National League Central Division Preview
By Matt Cohen
The Chicago Cubs clinched the National League Central Division on September 27, setting up a much anticipated matchup with the Washington Nationals in the divisional round of the playoffs.
The Nationals will have home field advantage in the series, and the winner will go to face the winner of series between the Los Angeles Dodgers and the winner of the National League wild card game.
For the Nationals, a team looking to advance beyond the NLDS for the first time in its history, one of the biggest storylines is the timely return to health for many star players. No return has been more anticipated than that of right fielder Bryce Harper. The MVP candidate had been the catalyst for the Nationals offense before suffering an injury in August, and missing 41 games. He returned to the lineup on Tuesday, and will look to be back at 100% for the beginning on the playoffs. Trea Turner, Jayson Werth and Max Scherzer also made returns from the disabled list in the final weeks of the season, and key bench piece Brian Goodwin is expected to make a return for the playoffs as well.
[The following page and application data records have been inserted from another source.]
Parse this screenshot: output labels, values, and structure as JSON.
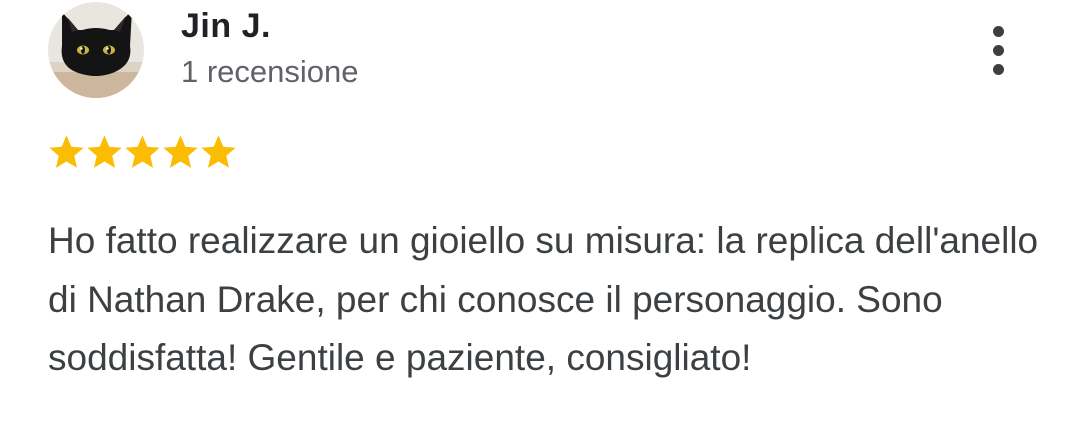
{
  "review": {
    "author": {
      "name": "Jin J.",
      "meta": "1 recensione"
    },
    "rating": 5,
    "rating_max": 5,
    "star_color": "#fbbc04",
    "text": "Ho fatto realizzare un gioiello su misura: la replica dell'anello di Nathan Drake, per chi conosce il personaggio. Sono soddisfatta! Gentile e paziente, consigliato!"
  },
  "icons": {
    "avatar": "black-cat-photo",
    "menu": "more-vert-icon",
    "star": "star-icon"
  }
}
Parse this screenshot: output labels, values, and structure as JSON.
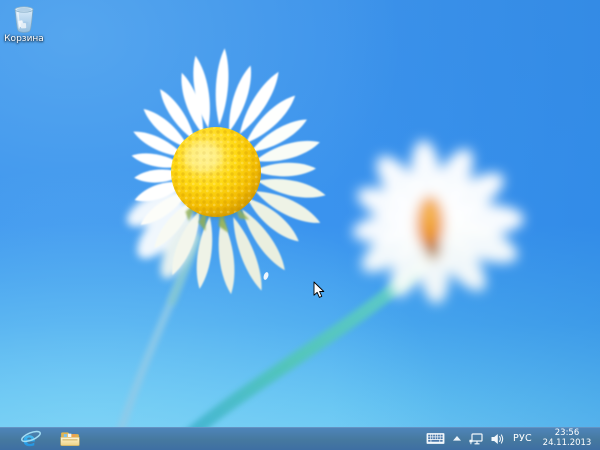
{
  "desktop": {
    "recycle_bin": {
      "label": "Корзина",
      "icon": "recycle-bin-icon"
    },
    "cursor_icon": "arrow-cursor-icon"
  },
  "taskbar": {
    "pinned_apps": [
      {
        "id": "internet-explorer",
        "icon": "internet-explorer-icon"
      },
      {
        "id": "file-explorer",
        "icon": "file-explorer-icon"
      }
    ],
    "tray": {
      "keyboard_icon": "touch-keyboard-icon",
      "hidden_icons_icon": "chevron-up-icon",
      "network_icon": "network-status-icon",
      "volume_icon": "speaker-icon",
      "language_indicator": "РУС",
      "clock": {
        "time": "23:56",
        "date": "24.11.2013"
      }
    }
  },
  "wallpaper": {
    "description": "windows-8-daisy-wallpaper",
    "colors": {
      "sky_top": "#3C92EA",
      "sky_bottom": "#72CCF4",
      "daisy_center_yellow": "#FCD310",
      "blurred_daisy_center_orange": "#E8861C",
      "stem_teal": "#52C6B8",
      "petal_white": "#FFFFFF"
    }
  },
  "colors": {
    "taskbar_top": "#4F86BC",
    "taskbar_bottom": "#3E6FA3",
    "tray_icon_white": "#F2F7FB"
  }
}
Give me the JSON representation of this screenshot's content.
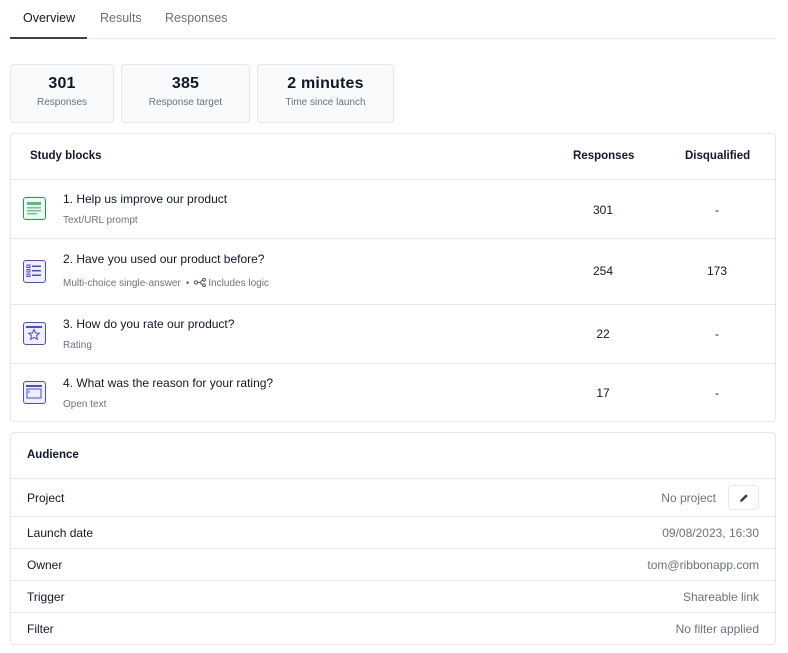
{
  "tabs": [
    {
      "label": "Overview",
      "active": true
    },
    {
      "label": "Results",
      "active": false
    },
    {
      "label": "Responses",
      "active": false
    }
  ],
  "stats": [
    {
      "value": "301",
      "label": "Responses"
    },
    {
      "value": "385",
      "label": "Response target"
    },
    {
      "value": "2 minutes",
      "label": "Time since launch"
    }
  ],
  "study_blocks": {
    "header": {
      "title": "Study blocks",
      "responses": "Responses",
      "disqualified": "Disqualified"
    },
    "rows": [
      {
        "title": "1. Help us improve our product",
        "type": "Text/URL prompt",
        "logic": "",
        "responses": "301",
        "disqualified": "-",
        "icon": "text-prompt-icon",
        "color": "#16a34a"
      },
      {
        "title": "2. Have you used our product before?",
        "type": "Multi-choice single-answer",
        "logic": "Includes logic",
        "responses": "254",
        "disqualified": "173",
        "icon": "multi-choice-icon",
        "color": "#4f46e5"
      },
      {
        "title": "3. How do you rate our product?",
        "type": "Rating",
        "logic": "",
        "responses": "22",
        "disqualified": "-",
        "icon": "star-rating-icon",
        "color": "#4f46e5"
      },
      {
        "title": "4. What was the reason for your rating?",
        "type": "Open text",
        "logic": "",
        "responses": "17",
        "disqualified": "-",
        "icon": "open-text-icon",
        "color": "#4f46e5"
      }
    ]
  },
  "audience": {
    "title": "Audience",
    "rows": [
      {
        "label": "Project",
        "value": "No project"
      },
      {
        "label": "Launch date",
        "value": "09/08/2023, 16:30"
      },
      {
        "label": "Owner",
        "value": "tom@ribbonapp.com"
      },
      {
        "label": "Trigger",
        "value": "Shareable link"
      },
      {
        "label": "Filter",
        "value": "No filter applied"
      }
    ]
  },
  "colors": {
    "border": "#e5e7eb",
    "green": "#16a34a",
    "indigo": "#4f46e5",
    "muted": "#6b7280"
  }
}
The Nationals will be facing a Cubs team that struggled in the first half, appearing to suffer from a lingering World Series hangover, but have turned it all around since the All-Star break. In the second half of the season, the Cubs have posted the best record in the National League. They boast stars such as reigning Kris Bryant, Anthony Rizzo and Willson Contreras. Bryant and Rizzo already were established as two of baseball’s best hitters, and a stellar second half of the season has moved Contreras to a star level. The Cubs have been boosted by players returning from injury as well, as shortstop Addison Russell recently made a return off of the disabled list.
In game one, the Nats will likely throw ace Max Scherzer, and the Cubs will likely send out Jon Lester. A big key to this game could be Turner. Lester is known for an inability to throw to first base, and the Nationals have one of baseball’s best base stealers in Turner. Turner ran wild on the Cubs when the two faced off in D.C. in July, and he will look to do so again facing Lester. Lester struggled in July, went of the DL, and has looked better since coming back, but not his normal self.
Lester will likely be the game one starter, but predicting the Cubs rotation afterward is a total crapshoot. I see the Cubs going with the following order: Lester, Arrieta, Hendricks, Quintana.
Arrieta has made two starts since coming off the disabled list, and hasn’t been great since doing so. Hendricks has been the Cubs best pitcher of late, but he seems more likely to pitch in game three. Quintana has been good since joining the Cubs at the trade deadline, but he has no playoff experience. He has never faced the Nationals before in his career. I see the Cubs holding him back for game four.
The Nationals rotation is crystal clear. Scherzer will pitch game one, Stephen Strasburg will pitch game two, Gio Gonzalez in game three and Tanner Roark in game four.
Scherzer and Strasburg are both in the midst of Cy Young caliber seasons. Scherzer is the front runner for the award, and Strasburg recently finished a stretch of 34 consecutive scoreless innings. Gonzalez has had a fantastic year as well. Scherzer, Strasburg and Gonzalez, respectively, make up the number two, three and four pitchers in terms of ERA in the National League this year. Roark has had an up and down year, but he is the best option that the Nationals have to take the final spot in the rotation.
The Cubs bullpen has been strong this year with Carl Edwards Jr. and Wade Davis leading the way. The Nationals, on the other hand, have made the biggest turnaround in the bullpen in all of baseball. During the first half of the year, the Nationals bullpen was the worst in Major League Baseball. It’s ERA was dead last. No lead was safe as soon as manager Dusty Baker took his starter out of the game. But at the trade deadline, Nationals general manager Mike Rizzo acquired Sean Doolittle, Ryan Madson and Brandon Kintzler. Doolittle became the closer, and has converted in each and every save opportunity he has had. Madson and Kintzler have both been excellent, and the Nationals bullpen ERA in the second half was the best in baseball. The Nationals bullpen literally went from worst to first.
Game one will played on October 6 at Nationals Park. The playoffs are, finally, here.